The success rate of Chapter 11 bankruptcy cases, as measured by the percentage of cases confirmed each year, has doubled since the early 1980s, according to a new study of data collected by the United States Trustee Program.
The study showed, on average, a 27 percent annual confirmation rate of Chapter 11 cases filed between 1989 and 1995. Previous statistics indicated that only around 17 percent of Chapter 11 cases were confirmed.
A Chapter 11 debtor, often with participation from creditors, creates a plan to repay part or all of its debts. A case is "confirmed" if the bankruptcy court approves that plan.
The report, published in the February 1998 issue of American Bankruptcy Institute Journal, was prepared by Ed Flynn and Gordon Bermant for the Executive Office for United States Trustees. The EOUST performs administrative and supervisory functions for the United States Trustee Program, a component of the Justice Department that monitors the administration of bankruptcy cases nationwide.
Flynn and Bermant analyzed data obtained from the EOUST's Fee Information and Collection System (FICS) data base, which is maintained to support the USTP's collection of quarterly fees from Chapter 11 cases. FICS contains data on 131,089 Chapter 11 filings between Jan. 1, 1989, and Dec. 31, 1995.

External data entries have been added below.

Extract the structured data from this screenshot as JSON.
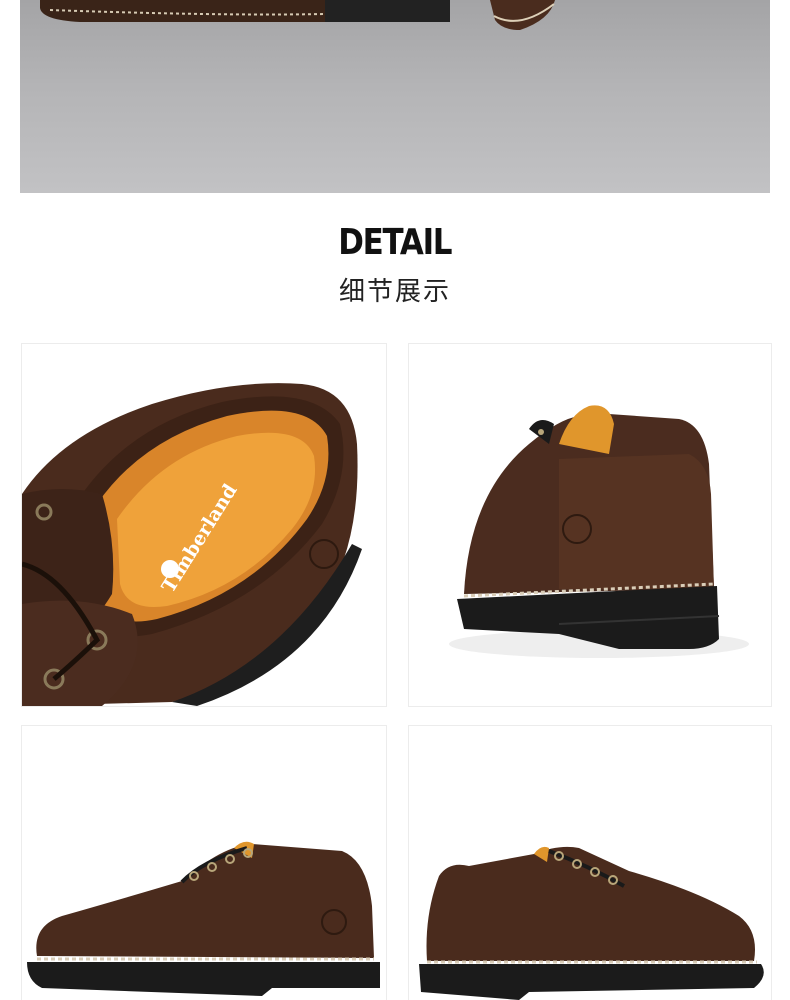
{
  "detail": {
    "title_en": "DETAIL",
    "title_cn": "细节展示"
  },
  "insole": {
    "brand": "Timberland"
  },
  "colors": {
    "leather": "#4a2a1c",
    "leather_dark": "#2e1a12",
    "lining": "#e59a2c",
    "sole": "#1c1c1c",
    "stitch": "#d9cdb8"
  }
}
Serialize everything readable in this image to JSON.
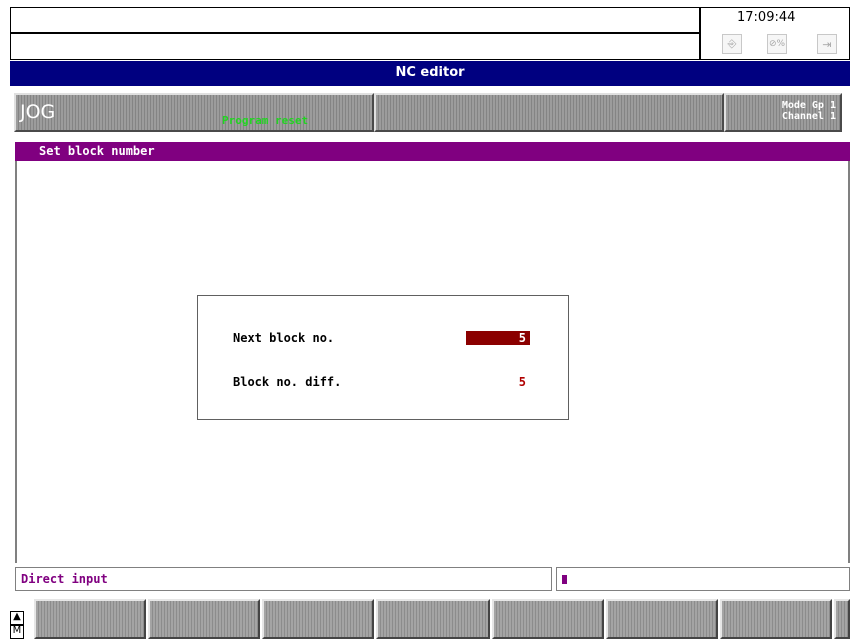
{
  "header": {
    "clock": "17:09:44",
    "toolbar_icons": [
      "enter-icon",
      "percent-icon",
      "exit-icon"
    ],
    "percent_glyph": "⊘%"
  },
  "title": "NC editor",
  "status": {
    "mode": "JOG",
    "program_state": "Program reset",
    "mode_group_label": "Mode Gp 1",
    "channel_label": "Channel 1"
  },
  "section_title": "Set block number",
  "dialog": {
    "next_block_label": "Next block no.",
    "next_block_value": "5",
    "block_diff_label": "Block no. diff.",
    "block_diff_value": "5"
  },
  "input_line": {
    "label": "Direct input"
  },
  "softkeys": {
    "count": 7,
    "left_arrows": [
      "▲",
      "M"
    ]
  },
  "colors": {
    "title_bar": "#000080",
    "section_bar": "#800080",
    "selected_value_bg": "#8b0000",
    "program_state": "#22d422"
  }
}
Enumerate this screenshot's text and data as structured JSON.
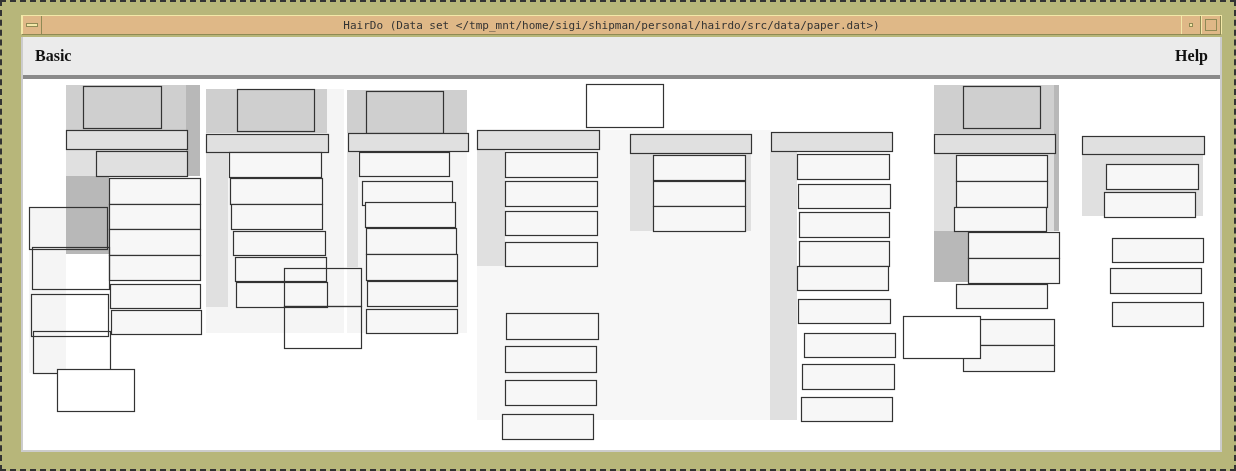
{
  "window": {
    "title": "HairDo (Data set </tmp_mnt/home/sigi/shipman/personal/hairdo/src/data/paper.dat>)"
  },
  "menu_bar": {
    "items": [
      {
        "label": "Basic"
      },
      {
        "label": "Help"
      }
    ]
  }
}
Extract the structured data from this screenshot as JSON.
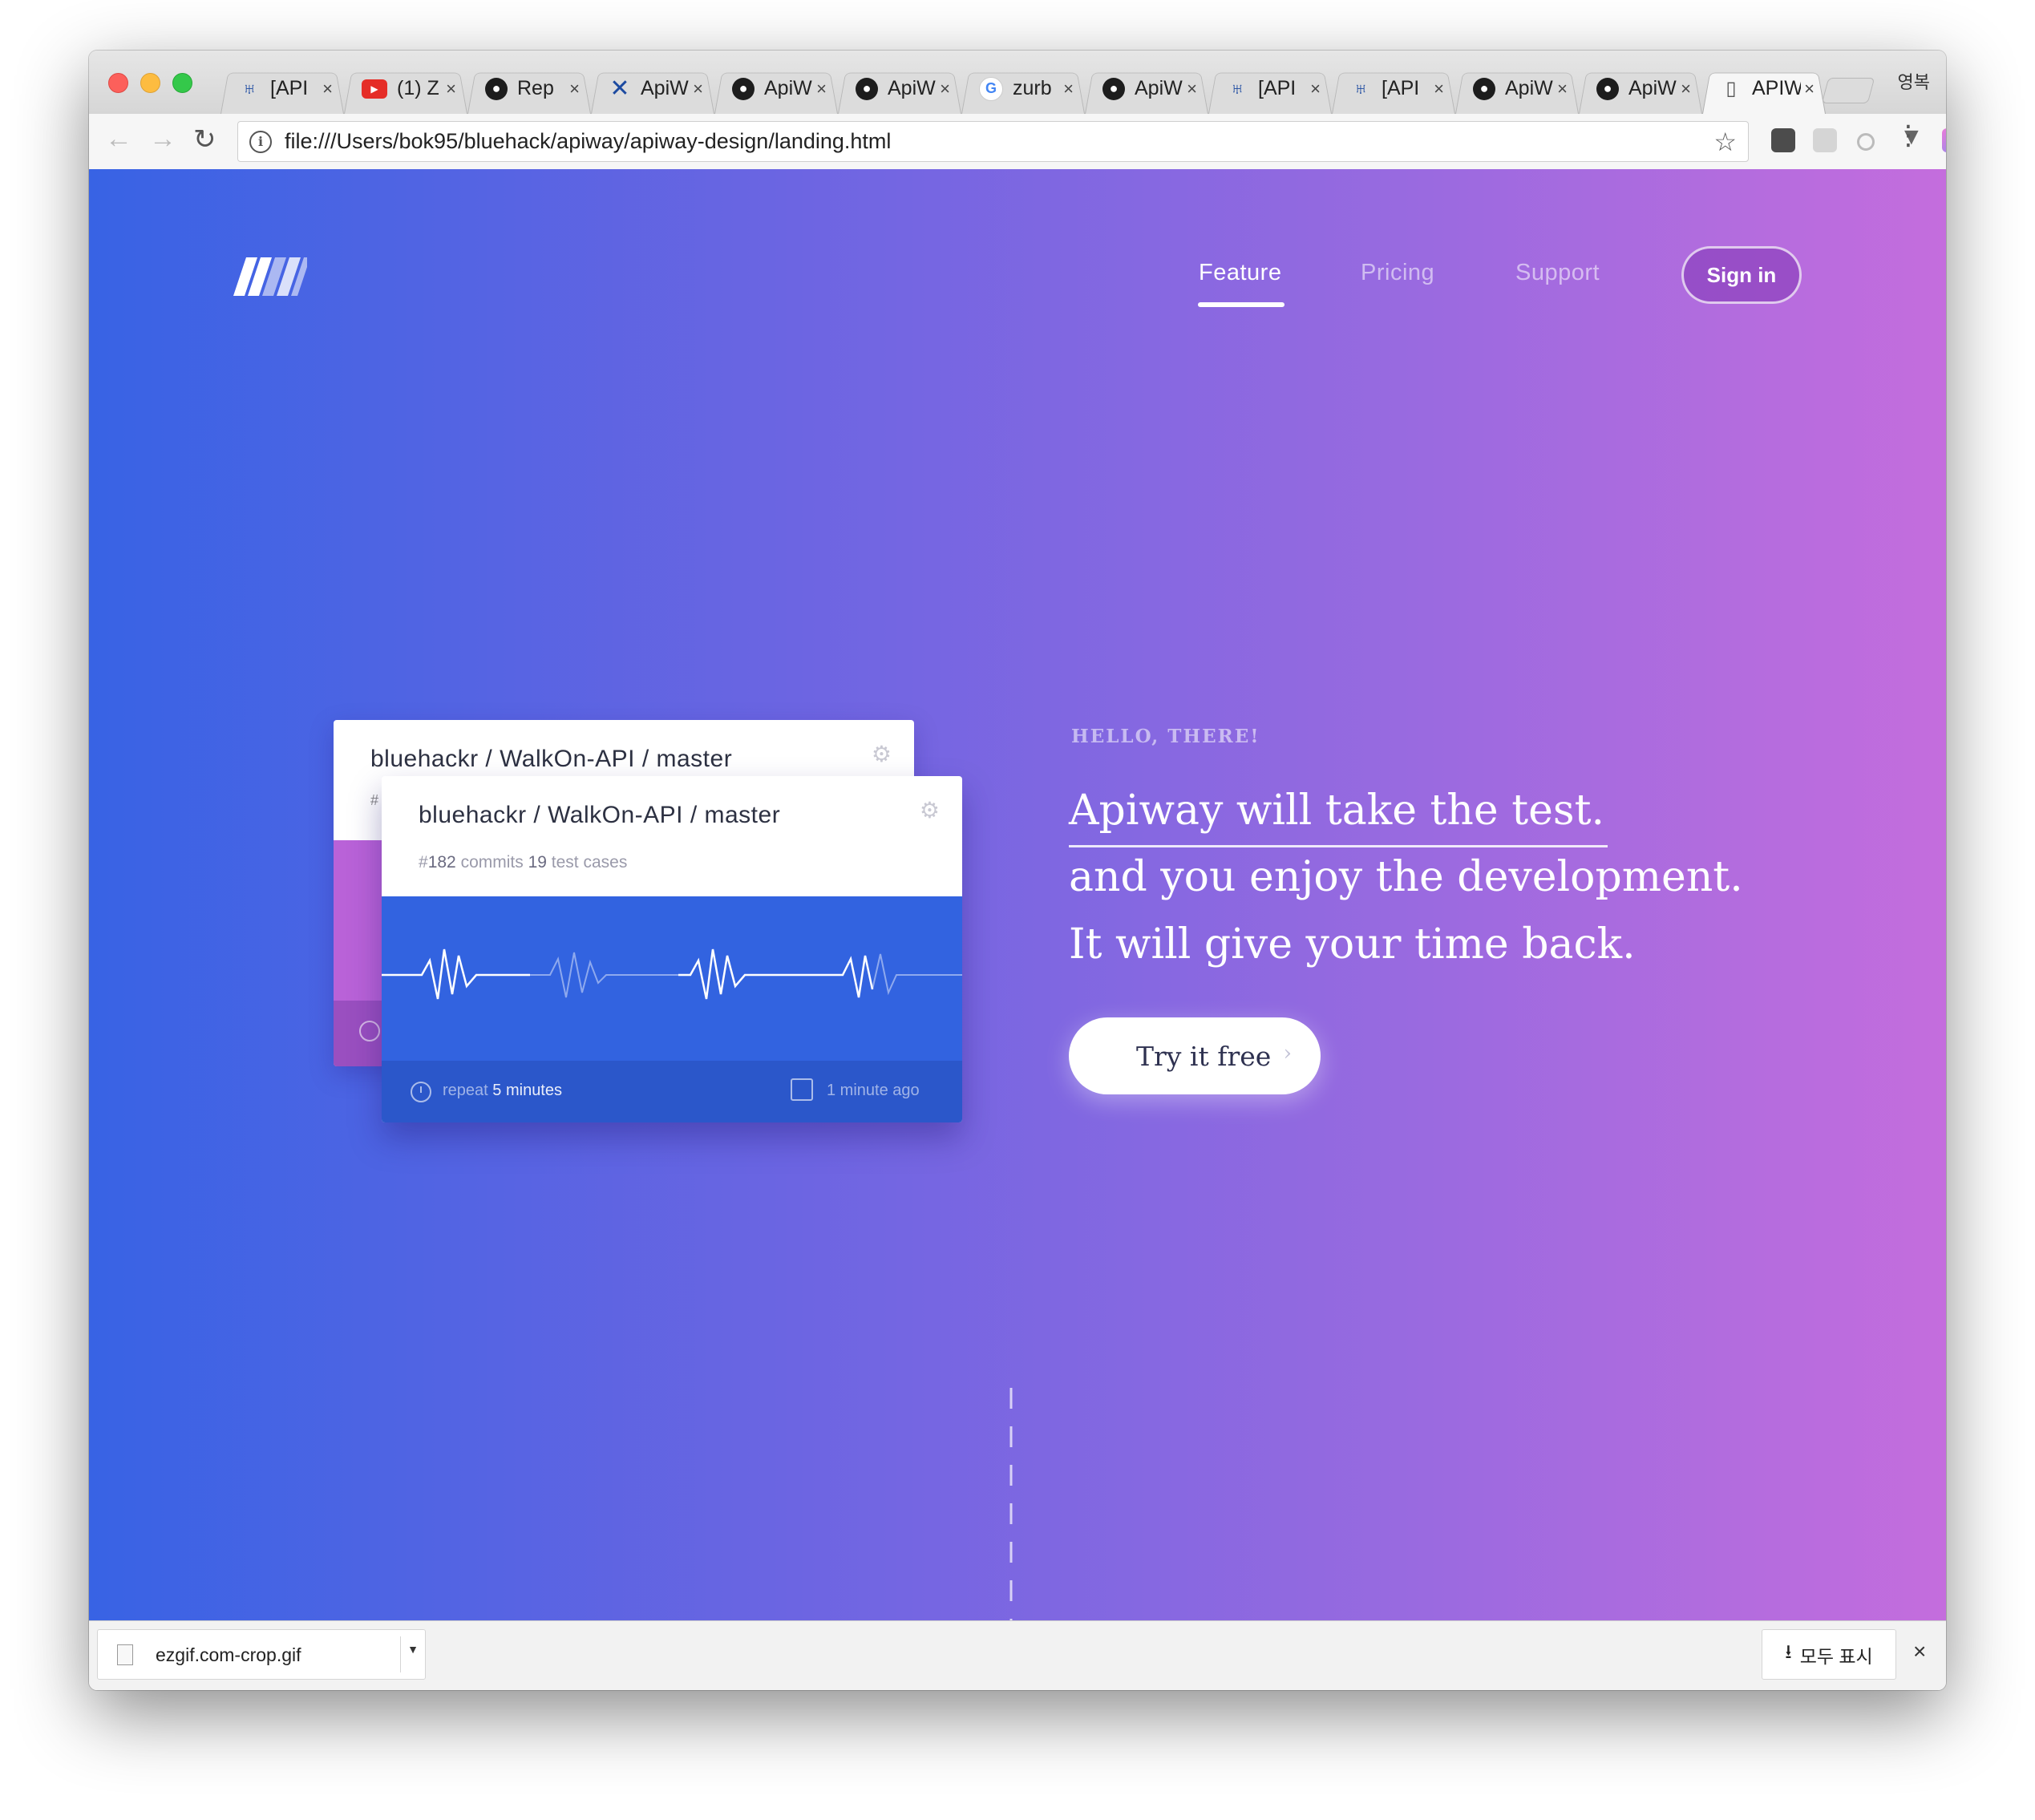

According to Flynn and Bermant, previously the most comprehensive source of information on national Chapter 11 confirmation rates was a 1989 report by the Administrative Office of the United States Courts on cases filed in 15 judicial districts between 1979 and 1986. The estimated annual confirmation rate over that period was 17 percent. However, the AOUSC data showed a trend of increasing confirmation rates: in 1982, 13 percent of Chapter 11 cases were confirmed, compared with a 22 percent confirmation rate in 1986.
The FICS data sustained the national trend toward higher confirmation rates, Flynn and Bermant concluded. "The average annual confirmation rate over the period measured in FICS, approximately 27 percent, is about twice the rate that was achieved in the early 1980s."
The FICS data also showed a clear trend toward faster confirmations in Chapter 11 cases. The median time from the bankruptcy petition filing date to the case confirmation date decreased by about 27 percent from 1989 to 1997. The greatest changes were apparent among the cases slowest to confirm, with intervals between filing and confirmation decreasing by about 37 percent.
But Flynn and Bermant noted that confirmation is not a necessary condition for success in Chapter 11. "Dismissal sometimes follows a successful accommodation between a debtor and its creditors without the need for a court-approved plan of reorganization." The FICS data base revealed that the median intervals between filing and dismissal, as well as the median intervals between filing and conversion from Chapter 11 to Chapter 7, have shortened considerably over the last eight years.
Flynn and Bermant said in their report that they plan to refine their analyses of the FICS data base, explore opportunities for linking that data with other bankruptcy data sources, and explore ways to make much of the FICS data available to other analysts.
Flynn is a bankruptcy statistical analyst in the EOUST's Office of Research and Planning. Bermant, who retired last September as director of planning and technology for the Federal Judicial Center, is a consultant to the USTP.
Jane Limprecht, Public Information Officer
Executive Office for U.S. Trustees